From the first line to the last, restate the records word for word, skipping the pictures.

-------- Supplied entries

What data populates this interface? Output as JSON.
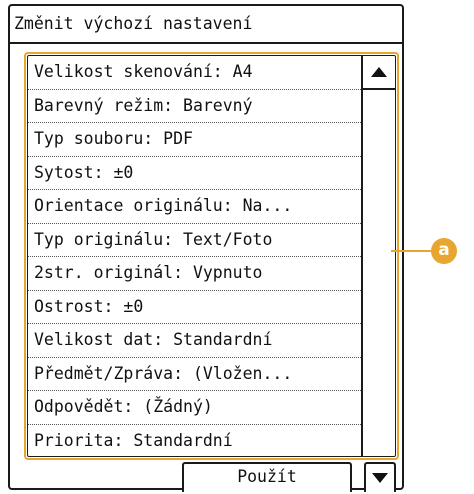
{
  "screen": {
    "title": "Změnit výchozí nastavení"
  },
  "settings": {
    "items": [
      "Velikost skenování: A4",
      "Barevný režim: Barevný",
      "Typ souboru: PDF",
      "Sytost: ±0",
      "Orientace originálu: Na...",
      "Typ originálu: Text/Foto",
      "2str. originál: Vypnuto",
      "Ostrost: ±0",
      "Velikost dat: Standardní",
      "Předmět/Zpráva: (Vložen...",
      "Odpovědět: (Žádný)",
      "Priorita: Standardní"
    ]
  },
  "footer": {
    "apply_label": "Použít"
  },
  "icons": {
    "scroll_up": "triangle-up-icon",
    "scroll_down": "triangle-down-icon"
  },
  "callout": {
    "label": "a",
    "color": "#e8a530"
  }
}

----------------

Task output —
What data populates this interface? Output as JSON.
{
  "screen": {
    "title": "Změnit výchozí nastavení"
  },
  "settings": {
    "items": [
      "Velikost skenování: A4",
      "Barevný režim: Barevný",
      "Typ souboru: PDF",
      "Sytost: ±0",
      "Orientace originálu: Na...",
      "Typ originálu: Text/Foto",
      "2str. originál: Vypnuto",
      "Ostrost: ±0",
      "Velikost dat: Standardní",
      "Předmět/Zpráva: (Vložen...",
      "Odpovědět: (Žádný)",
      "Priorita: Standardní"
    ]
  },
  "footer": {
    "apply_label": "Použít"
  },
  "icons": {
    "scroll_up": "triangle-up-icon",
    "scroll_down": "triangle-down-icon"
  },
  "callout": {
    "label": "a",
    "color": "#e8a530"
  }
}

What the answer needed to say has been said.